What are the costs of these additional services? There will be no fees billed during the time of the outbreak. We will also waive any fees related to bridging services to connect older proprietary systems.
Why use IR Connect over something I have on my personal computer? IR Connect uses broadcast-grade services and encryption. These systems are designed for business and are typically point-to-point versus sharing resources on consumer platforms.
Where will the court reporter be? Our court reporters can still attend at one of the locations if that is preferred. However, we understand the desire for everyone to minimize contact and, if preferred, the court reporting services will also be provided remotely. Your court reporter will also be on video and take down the testimony as they normally would.
Contact us to learn more or book online to arrange court reporting services for your upcoming discoveries.
Setting Up Court Reporting Services in Calgary and Edmonton Just Got Easier!
You’re busy. You’ve just finished setting up all the parties and agreed upon dates, times and everything else that goes along with scheduling the deposition of a witness.
Now, the next step, scheduling the court reporter in Calgary or Edmonton. Do you call Independent Reporters or go online and use their traditional scheduling page? Doing the latter will mean you now need to re-type all the details you already laid out in the appointment form.
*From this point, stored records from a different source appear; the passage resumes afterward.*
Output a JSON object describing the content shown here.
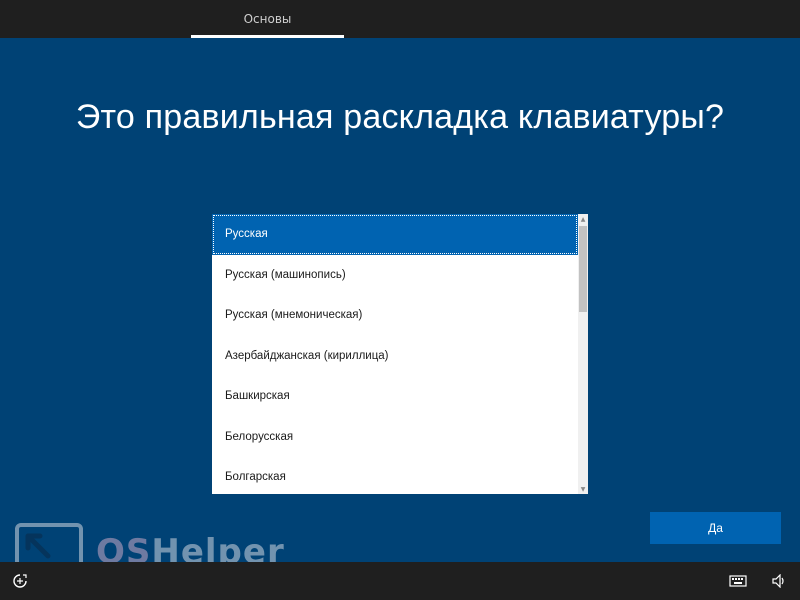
{
  "header": {
    "tab_label": "Основы"
  },
  "main": {
    "title": "Это правильная раскладка клавиатуры?",
    "layouts": [
      {
        "label": "Русская",
        "selected": true
      },
      {
        "label": "Русская (машинопись)",
        "selected": false
      },
      {
        "label": "Русская (мнемоническая)",
        "selected": false
      },
      {
        "label": "Азербайджанская (кириллица)",
        "selected": false
      },
      {
        "label": "Башкирская",
        "selected": false
      },
      {
        "label": "Белорусская",
        "selected": false
      },
      {
        "label": "Болгарская",
        "selected": false
      }
    ],
    "yes_button_label": "Да"
  },
  "footer": {
    "icons": [
      "ease-of-access-icon",
      "keyboard-icon",
      "volume-icon"
    ]
  },
  "watermark": {
    "text_os": "OS",
    "text_helper": " Helper"
  },
  "colors": {
    "background": "#004275",
    "accent": "#0063b1",
    "bars": "#1f1f1f"
  }
}
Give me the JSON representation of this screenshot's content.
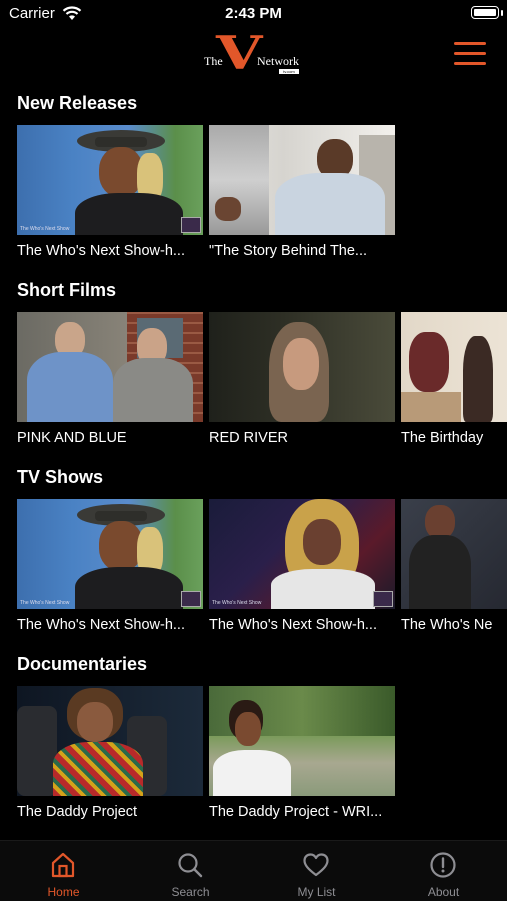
{
  "status_bar": {
    "carrier": "Carrier",
    "time": "2:43 PM"
  },
  "header": {
    "logo_the": "The",
    "logo_v": "V",
    "logo_network": "Network",
    "logo_tag": "tv.com"
  },
  "sections": [
    {
      "title": "New Releases",
      "items": [
        {
          "label": "The Who's Next Show-h...",
          "watermark": "The Who's Next Show"
        },
        {
          "label": "\"The Story Behind The..."
        }
      ]
    },
    {
      "title": "Short Films",
      "items": [
        {
          "label": "PINK AND BLUE"
        },
        {
          "label": "RED RIVER"
        },
        {
          "label": "The Birthday"
        }
      ]
    },
    {
      "title": "TV Shows",
      "items": [
        {
          "label": "The Who's Next Show-h...",
          "watermark": "The Who's Next Show"
        },
        {
          "label": "The Who's Next Show-h...",
          "watermark": "The Who's Next Show"
        },
        {
          "label": "The Who's Ne"
        }
      ]
    },
    {
      "title": "Documentaries",
      "items": [
        {
          "label": "The Daddy Project"
        },
        {
          "label": "The Daddy Project - WRI..."
        }
      ]
    }
  ],
  "tab_bar": {
    "active": "Home",
    "items": [
      {
        "label": "Home",
        "icon": "home-icon"
      },
      {
        "label": "Search",
        "icon": "search-icon"
      },
      {
        "label": "My List",
        "icon": "heart-icon"
      },
      {
        "label": "About",
        "icon": "info-icon"
      }
    ]
  },
  "colors": {
    "accent": "#e2572a",
    "background": "#000000",
    "tab_inactive": "#8e8e93"
  }
}
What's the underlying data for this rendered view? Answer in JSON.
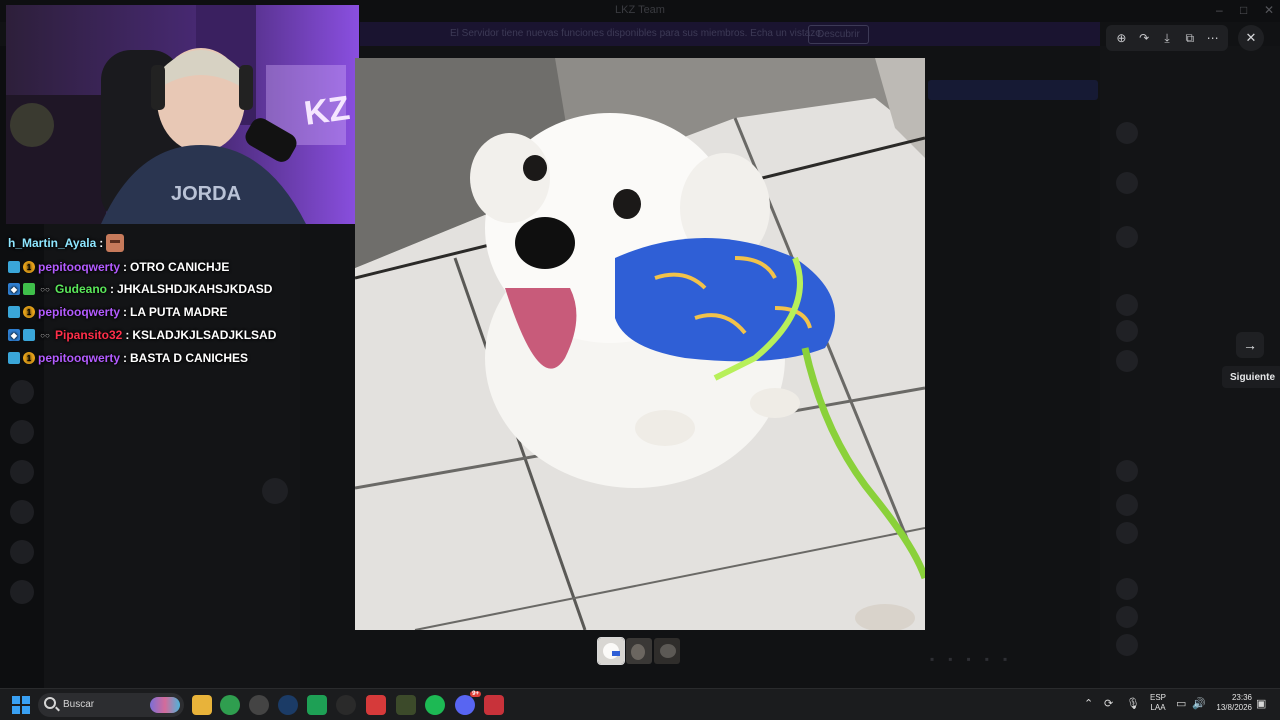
{
  "window": {
    "title": "LKZ Team",
    "banner_text": "El Servidor tiene nuevas funciones disponibles para sus miembros. Echa un vistazo.",
    "banner_button": "Descubrir"
  },
  "viewer": {
    "toolbar_icons": [
      "zoom-in-icon",
      "forward-icon",
      "download-icon",
      "open-external-icon",
      "more-icon"
    ],
    "close_icon": "close-icon",
    "next_icon": "arrow-right-icon",
    "next_tooltip": "Siguiente",
    "thumbnail_count": 3,
    "active_thumbnail": 1
  },
  "stream_chat": {
    "messages": [
      {
        "user": "h_Martin_Ayala",
        "msg": "",
        "emote": true,
        "color": "#8ee6ff"
      },
      {
        "user": "pepitooqwerty",
        "msg": "OTRO CANICHJE",
        "color": "#b35cff"
      },
      {
        "user": "Gudeano",
        "msg": "JHKALSHDJKAHSJKDASD",
        "color": "#5be85b"
      },
      {
        "user": "pepitooqwerty",
        "msg": "LA PUTA MADRE",
        "color": "#b35cff"
      },
      {
        "user": "Pipansito32",
        "msg": "KSLADJKJLSADJKLSAD",
        "color": "#ff2f4a"
      },
      {
        "user": "pepitooqwerty",
        "msg": "BASTA D CANICHES",
        "color": "#b35cff"
      }
    ],
    "separator": " : "
  },
  "taskbar": {
    "search_placeholder": "Buscar",
    "discord_badge": "9+",
    "language_line1": "ESP",
    "language_line2": "LAA",
    "time": "23:36",
    "date": "13/8/2026"
  },
  "colors": {
    "accent": "#5865f2",
    "viewer_button_bg": "#1f2023"
  }
}
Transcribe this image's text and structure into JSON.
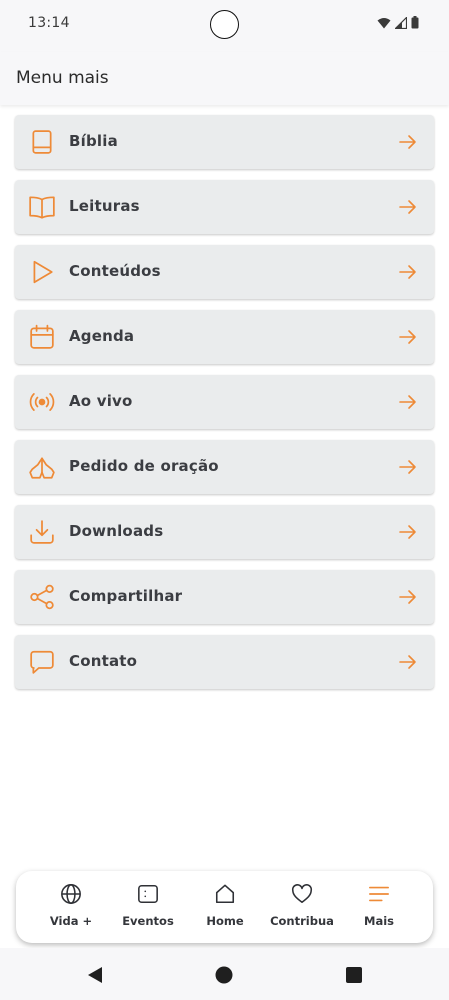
{
  "status_bar": {
    "time": "13:14"
  },
  "header": {
    "title": "Menu mais"
  },
  "accent_color": "#ee8a37",
  "menu": {
    "items": [
      {
        "label": "Bíblia",
        "icon": "book-icon"
      },
      {
        "label": "Leituras",
        "icon": "open-book-icon"
      },
      {
        "label": "Conteúdos",
        "icon": "play-icon"
      },
      {
        "label": "Agenda",
        "icon": "calendar-icon"
      },
      {
        "label": "Ao vivo",
        "icon": "broadcast-icon"
      },
      {
        "label": "Pedido de oração",
        "icon": "praying-hands-icon"
      },
      {
        "label": "Downloads",
        "icon": "download-icon"
      },
      {
        "label": "Compartilhar",
        "icon": "share-icon"
      },
      {
        "label": "Contato",
        "icon": "chat-bubble-icon"
      }
    ]
  },
  "bottom_nav": {
    "items": [
      {
        "label": "Vida +",
        "icon": "globe-icon"
      },
      {
        "label": "Eventos",
        "icon": "event-card-icon"
      },
      {
        "label": "Home",
        "icon": "home-icon"
      },
      {
        "label": "Contribua",
        "icon": "heart-icon"
      },
      {
        "label": "Mais",
        "icon": "menu-lines-icon",
        "active": true
      }
    ]
  }
}
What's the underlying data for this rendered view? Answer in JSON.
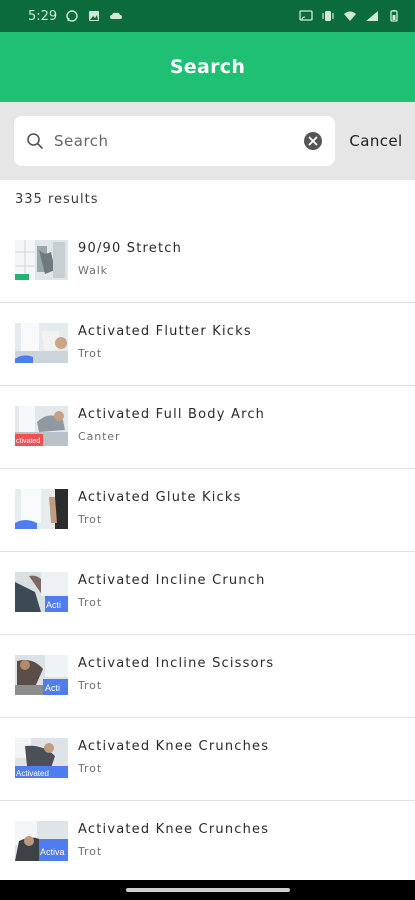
{
  "status_bar": {
    "time": "5:29",
    "left_icons": [
      "whatsapp-icon",
      "gallery-icon",
      "cloud-icon"
    ],
    "right_icons": [
      "cast-icon",
      "vibrate-icon",
      "wifi-icon",
      "signal-icon",
      "battery-icon"
    ]
  },
  "header": {
    "title": "Search"
  },
  "search": {
    "placeholder": "Search",
    "value": "",
    "cancel_label": "Cancel"
  },
  "results_count": "335 results",
  "results": [
    {
      "title": "90/90 Stretch",
      "subtitle": "Walk",
      "badge_color": "#21b573",
      "badge_text": ""
    },
    {
      "title": "Activated Flutter Kicks",
      "subtitle": "Trot",
      "badge_color": "#4f7df0",
      "badge_text": ""
    },
    {
      "title": "Activated Full Body Arch",
      "subtitle": "Canter",
      "badge_color": "#f05050",
      "badge_text": "ctivated"
    },
    {
      "title": "Activated Glute Kicks",
      "subtitle": "Trot",
      "badge_color": "#4f7df0",
      "badge_text": ""
    },
    {
      "title": "Activated Incline Crunch",
      "subtitle": "Trot",
      "badge_color": "#4f7df0",
      "badge_text": "Acti"
    },
    {
      "title": "Activated Incline Scissors",
      "subtitle": "Trot",
      "badge_color": "#4f7df0",
      "badge_text": "Acti"
    },
    {
      "title": "Activated Knee Crunches",
      "subtitle": "Trot",
      "badge_color": "#4f7df0",
      "badge_text": "Activated"
    },
    {
      "title": "Activated Knee Crunches",
      "subtitle": "Trot",
      "badge_color": "#4f7df0",
      "badge_text": "Activa"
    }
  ],
  "colors": {
    "status_bar": "#0b6b3a",
    "header": "#1fbf74",
    "search_area": "#e6e6e6"
  }
}
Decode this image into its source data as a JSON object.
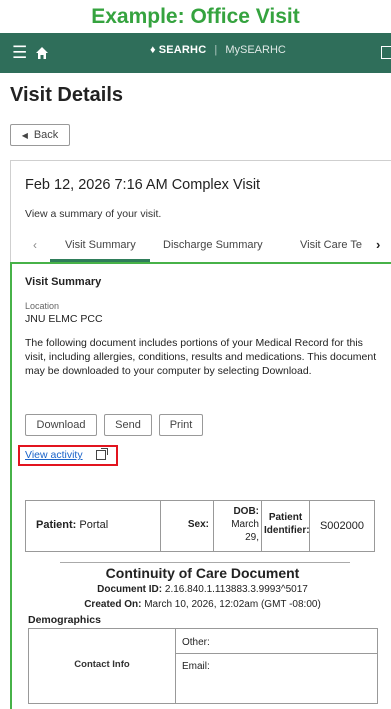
{
  "caption": "Example: Office Visit",
  "app": {
    "menu_icon": "hamburger-icon",
    "home_icon": "home-icon",
    "brand": "SEARHC",
    "separator": "|",
    "portal_name": "MySEARHC",
    "exit_icon": "sign-out-icon"
  },
  "page": {
    "title": "Visit Details",
    "back_label": "Back"
  },
  "visit": {
    "title": "Feb 12, 2026 7:16 AM Complex Visit",
    "subtitle": "View a summary of your visit."
  },
  "tabs": {
    "items": [
      "Visit Summary",
      "Discharge Summary",
      "Visit Care Te"
    ],
    "active": "Visit Summary",
    "prev_icon": "chevron-left-icon",
    "next_icon": "chevron-right-icon"
  },
  "summary": {
    "section_title": "Visit Summary",
    "location_label": "Location",
    "location_value": "JNU ELMC PCC",
    "description": "The following document includes portions of your Medical Record for this visit, including allergies, conditions, results and medications. This document may be downloaded to your computer by selecting Download.",
    "buttons": {
      "download": "Download",
      "send": "Send",
      "print": "Print"
    },
    "view_activity": "View activity",
    "highlight_color": "#e2141f"
  },
  "patient": {
    "patient_label": "Patient:",
    "patient_value": "Portal",
    "sex_label": "Sex:",
    "dob_label": "DOB:",
    "dob_line1": "March",
    "dob_line2": "29,",
    "id_label_line1": "Patient",
    "id_label_line2": "Identifier:",
    "id_value": "S002000"
  },
  "ccd": {
    "title": "Continuity of Care Document",
    "doc_id_label": "Document ID:",
    "doc_id_value": "2.16.840.1.113883.3.9993^5017",
    "created_label": "Created On:",
    "created_value": "March 10, 2026, 12:02am (GMT -08:00)",
    "demographics": "Demographics",
    "contact_info": "Contact Info",
    "other_label": "Other:",
    "email_label": "Email:"
  },
  "colors": {
    "topbar": "#2f6e5a",
    "caption": "#35a33f",
    "panel_border": "#47b248",
    "link": "#1a63c9"
  }
}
What if there was an easier way? What if you could book court reporting services for this questioning in 4 easy steps and be finished that task in about 30 seconds? Not possible, right?
Is It Possible To Speed Up The Time It Takes To Schedule A Court Reporter?
Well, yes, now it is possible! How? Simply use our new Quick Book by IRform and you will be on to all the rest of the things you have to deal with in your day. Using this form could not be easier. Enter your name, email, phone number, then click the icon to attach the appoint form or deposition notice, then submit. Just like that, it is on the way to us. Once we receive your scheduling request we will use that information, input the details and provide you with confirmation back by email, usually within an hour.
And remember, all online bookings received by Independent Reporters means that we will send $1 to the Humane Society in either Calgary of Edmonton. We’re always looking to donate more than we did in the previous year so help us to help the animals. Schedule your upcoming court reporting services online and help us to add to the amount of donation at the end of the year.
Of course, you can still schedule services by phone – Contact Us – or by using our traditional Online Booking Form. But to save more time, why not try Quick Book by IR? Click here to try it today. We think you will like it!